Shortly after completing the studio sessions, she stormed the Hollywood Bowl, Los Angeles’ premier outdoor music venue, performing fifteen of the songs live, backed by the full Hollywood Bowl Orchestra ( sadly unidentified individuals, but all probably first called the Hollywood studio musos) playing Weston’s arrangements under his direction.
Norman Granz recorded the performance, apparently more for reference than release, as the audio quality of the tape reel, found hidden after his death, is substandard at the studio. While, of all the improbable instruments, the harp is clear, the trumpet solo on ‘Cheek to cheek’ sounds like the unidentified musician could have been trapped in the toilet.
Small defects on a major document. Forget all the audio gaps because the energy is tangible: all the electricity and release of a live performance. Ella engaging with Irving Berlin is a meeting of titans encouraged by the applause of an enthusiastic audience. The orchestra swings vigorously and Mrs. F (if not the trapped trumpeter) is received loud and clear. The effervescent vocals (plus a few relevant off-mic comments like “Well, I changed that melody” after running through a super high octane version of ‘Puttin’ on the Ritz’) call the superlatives. Its reach is extraordinary. Its rhythmic pulse is flawless. Her enunciation is remarkable: listen to how easily she lengthens the vowel sounds on “How deep is the ocean?”. Listen to his delicate handling of the waltz on ‘Still’. Hear how she dives into her contralto tones to create a priceless gem from “Russian Lullaby”, a memorial to Berlin’s roots. And with what beauty she navigates in the chromatic subtly rarely encountered ‘Leave yourself behind me, Satan’. But above all, see how she demonstrates her supremacy over all big band singers with unbridled versions of ‘I got my love to keep me warm’, ‘Cheek to cheek’, ‘Top hat, white tie and tailcoat’, ‘Puttin’ on the Ritz’ and ‘Alexander’s Ragtime Band’.
And that’s why, with liner notes by jazz vocal rabbi Will Friedwald as well as atmospheric shots by jazz photographers as Burt Goldblatt and William Claxton, this album is a rare treat.

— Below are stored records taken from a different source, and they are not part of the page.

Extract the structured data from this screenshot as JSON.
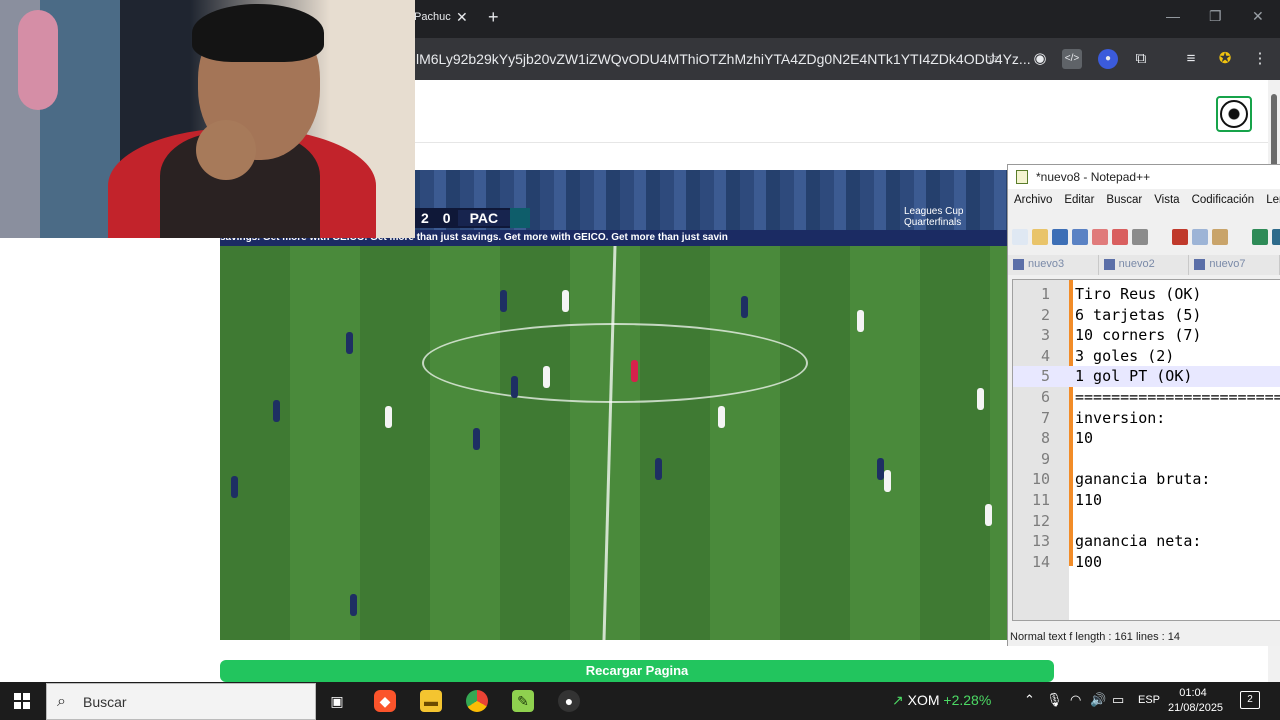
{
  "browser": {
    "tab_title": "Pachuc",
    "tab_close": "✕",
    "new_tab": "+",
    "url": "lM6Ly92b29kYy5jb20vZW1iZWQvODU4MThiOTZhMzhiYTA4ZDg0N2E4NTk1YTI4ZDk4ODU4Yz...",
    "window_controls": {
      "minimize": "—",
      "maximize": "❐",
      "close": "✕"
    }
  },
  "page": {
    "reload_label": "Recargar Pagina"
  },
  "video": {
    "score_home": "2",
    "score_away": "0",
    "team_away": "PAC",
    "competition_line1": "Leagues Cup",
    "competition_line2": "Quarterfinals",
    "ad_text": "savings. Get more with GEICO.   Get more than just savings. Get more with GEICO.   Get more than just savin"
  },
  "notepad": {
    "title": "*nuevo8 - Notepad++",
    "menu": [
      "Archivo",
      "Editar",
      "Buscar",
      "Vista",
      "Codificación",
      "Len"
    ],
    "tabs": [
      "nuevo3",
      "nuevo2",
      "nuevo7"
    ],
    "lines": [
      {
        "n": "1",
        "t": "Tiro Reus (OK)"
      },
      {
        "n": "2",
        "t": "6 tarjetas (5)"
      },
      {
        "n": "3",
        "t": "10 corners (7)"
      },
      {
        "n": "4",
        "t": "3 goles (2)"
      },
      {
        "n": "5",
        "t": "1 gol PT (OK)"
      },
      {
        "n": "6",
        "t": "=========================="
      },
      {
        "n": "7",
        "t": "inversion:"
      },
      {
        "n": "8",
        "t": "10"
      },
      {
        "n": "9",
        "t": ""
      },
      {
        "n": "10",
        "t": "ganancia bruta:"
      },
      {
        "n": "11",
        "t": "110"
      },
      {
        "n": "12",
        "t": ""
      },
      {
        "n": "13",
        "t": "ganancia neta:"
      },
      {
        "n": "14",
        "t": "100"
      }
    ],
    "current_line": 5,
    "status": "Normal text f  length : 161    lines : 14"
  },
  "taskbar": {
    "search_placeholder": "Buscar",
    "stock_symbol": "XOM",
    "stock_change": "+2.28%",
    "language": "ESP",
    "time": "01:04",
    "date": "21/08/2025",
    "notifications": "2"
  },
  "colors": {
    "reload_button": "#22c55e",
    "notepad_fold": "#f28c28",
    "stock_up": "#4cd964"
  }
}
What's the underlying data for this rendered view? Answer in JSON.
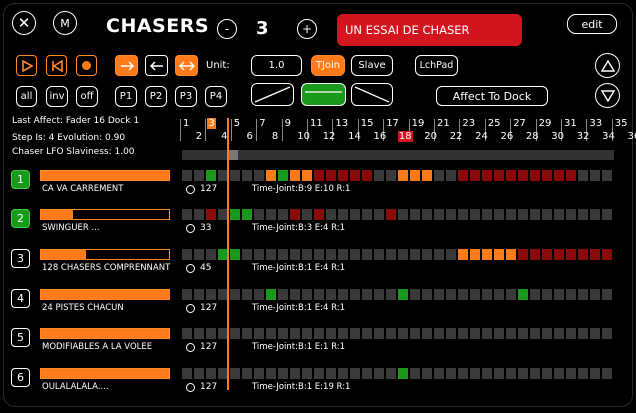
{
  "header": {
    "close_label": "✕",
    "m_label": "M",
    "title": "CHASERS",
    "minus_label": "-",
    "chaser_index": "3",
    "plus_label": "+",
    "chaser_name": "UN ESSAI DE CHASER",
    "edit_label": "edit"
  },
  "toolbar": {
    "unit_label": "Unit:",
    "unit_value": "1.0",
    "tjoin_label": "TJoin",
    "slave_label": "Slave",
    "lchpad_label": "LchPad",
    "all_label": "all",
    "inv_label": "inv",
    "off_label": "off",
    "p1_label": "P1",
    "p2_label": "P2",
    "p3_label": "P3",
    "p4_label": "P4",
    "affect_label": "Affect To Dock"
  },
  "info": {
    "last_affect": "Last Affect: Fader 16 Dock 1",
    "steps": "Step Is: 4   Evolution: 0.90",
    "lfo": "Chaser LFO Slaviness: 1.00"
  },
  "ruler": {
    "odd": [
      "1",
      "3",
      "5",
      "7",
      "9",
      "11",
      "13",
      "15",
      "17",
      "19",
      "21",
      "23",
      "25",
      "27",
      "29",
      "31",
      "33",
      "35"
    ],
    "even": [
      "2",
      "4",
      "6",
      "8",
      "10",
      "12",
      "14",
      "16",
      "18",
      "20",
      "22",
      "24",
      "26",
      "28",
      "30",
      "32",
      "34",
      "36"
    ],
    "highlight_odd": "3",
    "highlight_even": "18"
  },
  "colors": {
    "orange": "#ff7a1a",
    "green": "#1a9a1a",
    "dark_red": "#8a0a0a",
    "cell": "#3a3a3a",
    "red": "#d3151f"
  },
  "tracks": [
    {
      "num": "1",
      "name": "CA VA CARREMENT",
      "level": 1.0,
      "active": true,
      "dot_value": "127",
      "info": "Time-Joint:B:9 E:10 R:1",
      "cells": "..g....ogoorrrrr..ooo..rrrrrrrrrr..."
    },
    {
      "num": "2",
      "name": "SWINGUER ...",
      "level": 0.25,
      "active": true,
      "dot_value": "33",
      "info": "Time-Joint:B:3 E:4 R:1",
      "cells": "..r.gg...r.r.....r.................."
    },
    {
      "num": "3",
      "name": "128 CHASERS COMPRENNANT",
      "level": 0.35,
      "active": false,
      "dot_value": "45",
      "info": "Time-Joint:B:1 E:4 R:1",
      "cells": "...gg..................ooooorrrrrrrrr"
    },
    {
      "num": "4",
      "name": "24 PISTES CHACUN",
      "level": 1.0,
      "active": false,
      "dot_value": "127",
      "info": "Time-Joint:B:1 E:4 R:1",
      "cells": ".......g..........g.........g........"
    },
    {
      "num": "5",
      "name": "MODIFIABLES A LA VOLEE",
      "level": 1.0,
      "active": false,
      "dot_value": "127",
      "info": "Time-Joint:B:1 E:1 R:1",
      "cells": "...................................."
    },
    {
      "num": "6",
      "name": "OULALALALA....",
      "level": 1.0,
      "active": false,
      "dot_value": "127",
      "info": "Time-Joint:B:1 E:19 R:1",
      "cells": "..................g................."
    }
  ]
}
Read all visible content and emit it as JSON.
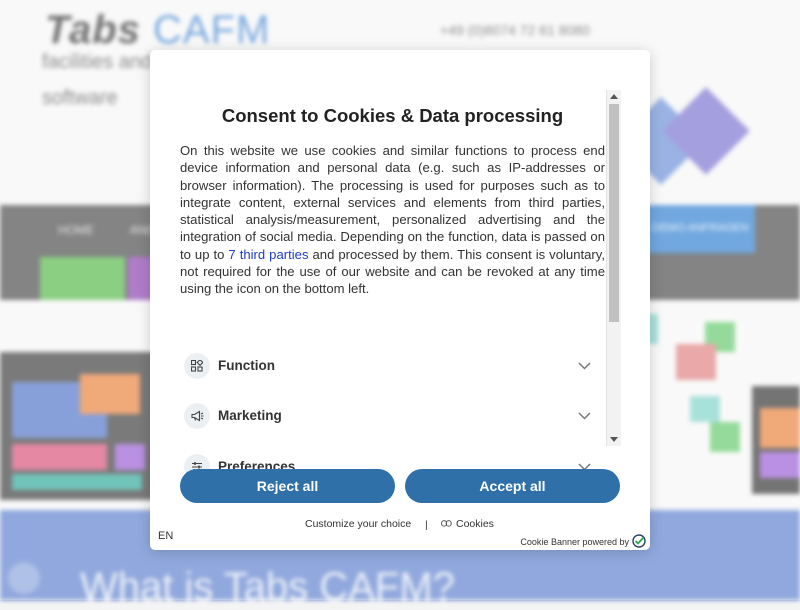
{
  "background": {
    "logo_part1": "Tabs",
    "logo_part2": "CAFM",
    "tagline": "facilities and property management software",
    "phone": "+49 (0)6074 72 61 8080",
    "nav_items": [
      "HOME",
      "ANGEBOT"
    ],
    "nav_cta": "DEMO ANFRAGEN",
    "heading": "What is Tabs CAFM?"
  },
  "consent": {
    "title": "Consent to Cookies & Data processing",
    "body_before_link": "On this website we use cookies and similar functions to process end device information and personal data (e.g. such as IP-addresses or browser information). The processing is used for purposes such as to integrate content, external services and elements from third parties, statistical analysis/measurement, personalized advertising and the integration of social media. Depending on the function, data is passed on to up to ",
    "parties_link": "7 third parties",
    "body_after_link": " and processed by them. This consent is voluntary, not required for the use of our website and can be revoked at any time using the icon on the bottom left.",
    "categories": [
      {
        "label": "Function",
        "icon": "function-grid-icon"
      },
      {
        "label": "Marketing",
        "icon": "megaphone-icon"
      },
      {
        "label": "Preferences",
        "icon": "sliders-icon"
      }
    ],
    "reject_label": "Reject all",
    "accept_label": "Accept all",
    "customize_label": "Customize your choice",
    "separator": "|",
    "cookies_label": "Cookies",
    "language": "EN",
    "powered_by": "Cookie Banner powered by"
  },
  "colors": {
    "button": "#2f70a9",
    "link": "#1a3fc4",
    "nav_bar": "#4a4a4a",
    "cta_green": "#54b948",
    "section_blue": "#5c7fcd"
  }
}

Bing Crosby once commented: “man, woman or child, Ella is the greatest”. Perfect, Bing.
Track list: The song is over; You are laughing at me ; How deep is the ocean; Heat wave; supper time; Cheek to cheek; Russian lullaby; Top hat white tie and tailcoats; I have my love to keep me warm; Get behind me Satan; Let’s face the music and the dance; Still; Puttin’ on the Ritz; Let yourself go; Alexander Ragtime Band.
Ella Fitzgerald, vocals; Paul Weston, arranger and conductor. Recorded at the Hollywood Bowl, Los Angeles, California, USA, August 16, 1958